Stocks, Shares, or Equities: Learn the Difference

Stocks, Shares, or Equities

Let’s start with the basics of basics first. Stocks and equities are one of the same. At the same time, both are shares of a certain entity, in the majority of cases, we’re talking about market-listed tradable companies.

Are you following us so far? You better be. After all, the line dividing these terms is thin as ice in Baikal Lake when summer turns around. If you’re looking at the issue from a stock market viewpoint, stocks are genuinely a company’s equity shares that are sold on the open market.

At the same time, when you’re looking at them from the company’s side, and the whole corporate world, equity is the essence of ownership. The moment a company is listed on a stock exchange its equity becomes stocks.

Basically, we are talking about one term, but in different positions in terms of its ownership, trading position, and general context. Let’s talk about equity first.



The more you delve into this subject, the clearer things become.
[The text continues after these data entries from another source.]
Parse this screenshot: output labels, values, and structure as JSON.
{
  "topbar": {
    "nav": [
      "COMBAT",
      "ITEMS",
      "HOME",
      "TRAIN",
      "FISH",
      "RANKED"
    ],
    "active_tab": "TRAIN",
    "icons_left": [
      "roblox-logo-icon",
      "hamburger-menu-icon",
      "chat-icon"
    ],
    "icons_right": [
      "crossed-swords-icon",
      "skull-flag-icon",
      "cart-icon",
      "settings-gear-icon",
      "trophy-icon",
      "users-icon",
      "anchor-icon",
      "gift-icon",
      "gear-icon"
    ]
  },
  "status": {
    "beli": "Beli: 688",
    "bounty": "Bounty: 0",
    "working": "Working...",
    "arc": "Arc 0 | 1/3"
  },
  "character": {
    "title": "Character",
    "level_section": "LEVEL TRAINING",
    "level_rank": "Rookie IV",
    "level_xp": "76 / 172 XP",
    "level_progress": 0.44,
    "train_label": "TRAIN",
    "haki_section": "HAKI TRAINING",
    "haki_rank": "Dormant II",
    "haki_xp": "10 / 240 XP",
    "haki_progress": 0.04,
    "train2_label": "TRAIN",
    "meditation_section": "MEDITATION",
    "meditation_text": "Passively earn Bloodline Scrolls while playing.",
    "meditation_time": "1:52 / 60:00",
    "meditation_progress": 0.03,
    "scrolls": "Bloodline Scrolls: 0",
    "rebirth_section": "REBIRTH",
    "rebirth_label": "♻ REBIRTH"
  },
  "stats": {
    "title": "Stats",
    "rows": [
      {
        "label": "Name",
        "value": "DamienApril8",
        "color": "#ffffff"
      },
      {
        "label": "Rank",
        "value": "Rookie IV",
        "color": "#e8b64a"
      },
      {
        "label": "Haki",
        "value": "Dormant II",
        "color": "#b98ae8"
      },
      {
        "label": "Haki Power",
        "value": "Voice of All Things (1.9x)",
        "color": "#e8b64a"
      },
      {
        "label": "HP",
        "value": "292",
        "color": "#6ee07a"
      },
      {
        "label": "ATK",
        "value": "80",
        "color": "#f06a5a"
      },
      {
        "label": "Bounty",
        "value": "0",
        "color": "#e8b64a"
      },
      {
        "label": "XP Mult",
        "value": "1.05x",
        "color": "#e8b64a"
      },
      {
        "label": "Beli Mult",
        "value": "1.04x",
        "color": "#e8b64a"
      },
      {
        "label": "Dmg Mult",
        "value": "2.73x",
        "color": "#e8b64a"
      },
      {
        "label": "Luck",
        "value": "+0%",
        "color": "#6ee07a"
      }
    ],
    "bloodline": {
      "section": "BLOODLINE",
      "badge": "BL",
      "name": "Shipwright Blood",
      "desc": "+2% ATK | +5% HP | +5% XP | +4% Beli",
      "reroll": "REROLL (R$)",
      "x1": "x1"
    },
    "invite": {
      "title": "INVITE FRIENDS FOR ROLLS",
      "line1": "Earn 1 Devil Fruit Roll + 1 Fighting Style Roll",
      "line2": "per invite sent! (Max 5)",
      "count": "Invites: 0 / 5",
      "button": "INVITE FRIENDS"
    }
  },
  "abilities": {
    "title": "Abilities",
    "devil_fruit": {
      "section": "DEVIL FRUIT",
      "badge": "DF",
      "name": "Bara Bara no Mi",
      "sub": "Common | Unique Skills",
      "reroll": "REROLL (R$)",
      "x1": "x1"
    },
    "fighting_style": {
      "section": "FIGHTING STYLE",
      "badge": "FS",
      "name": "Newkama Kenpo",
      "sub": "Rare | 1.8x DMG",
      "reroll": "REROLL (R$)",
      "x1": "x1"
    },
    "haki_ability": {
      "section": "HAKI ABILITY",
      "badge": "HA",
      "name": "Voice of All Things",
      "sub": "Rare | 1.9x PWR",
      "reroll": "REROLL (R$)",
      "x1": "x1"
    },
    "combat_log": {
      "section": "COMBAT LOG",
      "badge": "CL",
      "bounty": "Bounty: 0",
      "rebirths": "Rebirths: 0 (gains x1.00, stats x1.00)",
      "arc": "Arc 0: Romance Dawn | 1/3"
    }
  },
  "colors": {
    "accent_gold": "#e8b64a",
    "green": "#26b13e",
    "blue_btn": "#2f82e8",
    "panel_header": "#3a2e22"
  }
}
At its base, equity is the value a company possesses. But, not so fast. It only stands if all of its liabilities are paid off. When you look at it, it is the company’s net worth.

Counting its base value is not hard. Equity as its name suggests equals the total value of all assets minus outside liabilities. The latter are all debts that the company acquired during its existence short or long-term.

If you don’t want to look at it from the debt perspective you can see it like this: Equity equals its entire share capital plus reserve and surplus. In essence, both equations are quite simple, and after a while, you shouldn’t have any issues understanding them.



Moving on, we are at the stock’s doorsteps. Stocks are what’s seen as a company’s capital. It comes to value after the company lists its shares on a designated stock exchange.

It functions on a simple principle – investors recognize value and buy shares of a certain company and become part-owners through their initial investment. The shares they buy represent equity.

Consequently, they are traded on the designated stock exchange as stocks. Before being listed on the stock exchange the company creates an estimation of their value to be able to determine the value of each stock.

Once you develop an interest in stocks, you’ll quickly learn that there exist two types – common stock as the first option and preferred stock as the second option. For those more adept in the terminology of this field also know them as equity shares and preference shares.

Both will give the investors ownership but under different terms. Let’s see how they fare on the market, but before we do that you can click here, and check out how stock charts function.

It all starts with their name. holders who want certain preferences seek preferred stocks. For most investors, it is about a set dividend that will put them above the average stakeholder, in the case that the company makes a profit.

In a case of misfortune where a company goes out of business, but there is money left to pay out the stakeholders, those who hold the preferred shares will receive their payout first. While these stocks hold more value than the common stocks they still do not provide their owners any part in the company’s decision-making processes or any form of participating in voting to board decisions.

The Thin Line Explained – Stocks vs. Equities 

While similar in many ways, the line that separates them exists. It’s a thin one, but once you get a grasp of the essence the dilemma of stock vs. equities will stop existing for you. The next part of the article will be dedicated to explaining the differences between stocks and equities.

We’ll start with their position on the stock market. As far as the exchange goes stocks are defined as those equities that are tradable and are available for exchange on the stock market. At the same time, equities are not tradable and are not available on the stock exchange. 

Moving on, we have their presence in the public domain. The stocks trading involves public participation while the same rules do not apply to equities that are not susceptible to public involvement. This part of the equation is tied greatly to their value and cost.

Being on the public market stocks vary in price and value daily as they are part of the market that operates based on demand and supply. At the same time, equities are not on the open market so their price remains unchanged regardless of the market fluctuations. 

market value

Value is where things get more interesting. The company is valued on both the price of its stocks and equities. But, that price varies. In terms of stocks, a company’s valuation comes from the number of stocks multiplied by their price and you get its fair market value.

Equities, at the same time, represent the book value of the firm when you multiply its number by the face value they possess. 

The paragraph above is the sole reason why the stocks are not found on the company’s balance sheet while equities are a vital part of it. Furthermore, it also gives them face value when a company merger or acquisition happens.

When this happens, the value of the company gets increased or lowered based on the value of its stocks. Equities, while valuable, are not taken into consideration during any of these processes. 

Last but not least, part of their differences is tied to the stock exchange and their listing on this institution. Equities turn into stocks the moment they are listed on any stock exchange.

This is the first time that the term stocks get to be used in terms of equities. Equities hold their value as a part of the company’s estimation even without being listed. 

Bottom Line

This article is proof that the difference between stock, shares, and equities is a thin one but that still exists. The good news is that once you get a grasp of their whole surroundings and the corporative terms used things get much clearer. We can only hope that we were one of the beacons that lighted the way for you in this department. 

All Posts


Related Posts